When deciding what size, profile and shape your breast implants should be, it may be difficult to imagine exactly how they will look on your body. To give their patients an idea of how certain sizes will look on their body frame, doctors use several methods during consultations, including computer imaging and temporary sizers. However, in recent years, some plastic surgeons are offering a new procedure that allows patients to test-drive a bigger bust for a day, with the goal being to afford women the opportunity to try out a more voluminous rack before making a decision on whether they want breast implants.
But how does the procedure work? Are these injections safe? How do they compare to a breast augmentation? Let's explore.
How do saline breast injections work?
Known as InstaBreast, this minimally invasive procedure calls for a plastic surgeon to inject saline solution directly into the breasts, instantly giving the patient a larger bust in the 15 to 20 minutes it takes to complete injections on both breasts. It could take several hundreds of cc's to help a woman achieve her goal.
Is there pain with the procedure?
Prior to the injections, the area is numbed. Patients should not experience any pain. However, following the procedure, there may be some bruising, which can last for a day or two.
How long do saline breast injections last and who are they good for?
While typical sizers are disposable—they’re placed in the patient, and filled with saline until the right "look" is achieved—the act of injecting saline into the breasts to achieve a larger size results is something that will stick around for a day or two, in some cases less. Since saline is salt water, it’s absorbed into the bloodstream within 24 hours of injection and excreted through urination.
Women who have paid for this procedure do so because they are on the fence about getting a breast augmentation and want a better visual than what temporary sizers and computer imaging can provide. With the injections, they get an idea of what their breasts will feel and look like with saline breast implants, and they can test them out for a day before making the ultimate decision. Though this is the primary use of this procedure, some women get injections for special events such as weddings or tropical vacations.
How do saline injections compare to a breast augmentation?
Even though the size of the breasts will increase with the saline injection, the injection will not mimic the appearance of an augmentation exactly. “The feel of saline is sharply dissimilar from an implant, and the appearance is different because the edges diffuse and feather, which an implant does not,” said Dr. Steven Teitelbaum of Santa Monica, associate clinical professor of plastic surgery at the UCLA School of Medicine, in the New York Times article “What a Difference a Day Makes.”
Are saline breast injections safe?
InstaBreast may be a good and safe alternative for those who are seeking to do the procedure on a one-time basis as a means to make a better decision regarding breast augmentation. Still, many board-certified plastic surgeons warn of the downsides, and those risks increase with every round of injections.
“I can’t see that there’s a huge harm in it, but you’re stretching the skin out,” said Dr. Michael C. Edwards of Las Vegas and president of the American Society for Aesthetic Plastic Surgery. “You’re altering the architecture of the breast.

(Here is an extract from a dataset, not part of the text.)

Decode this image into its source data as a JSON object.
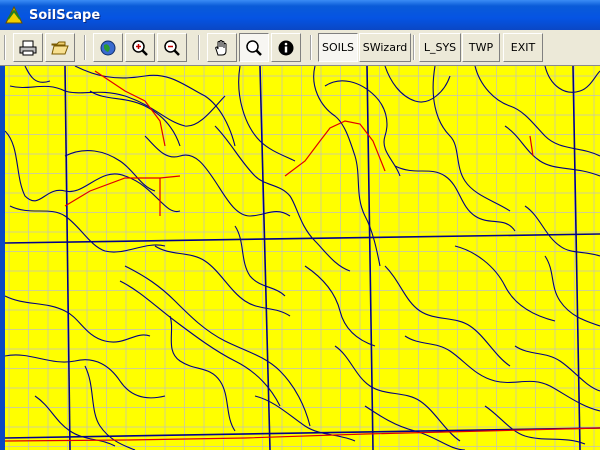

I would be concerned that you would be taking away some intrinsic support in the breast.”
Other surgeons have expressed deeper concerns, such as:
The cost of saline breast injections
This temporary procedure doesn’t come cheap; it ranges from $2,500 to $3,500 per session. According to the New York Times article, one patient paid $3,500 for the injections, and on two different occasions at that. The total cost for both rounds of injections near the cost of an actual breast augmentation (and permanent results).
Some doctors include the procedure at an additional cost (less than $3,500) as part of the consultation process for breast augmentation.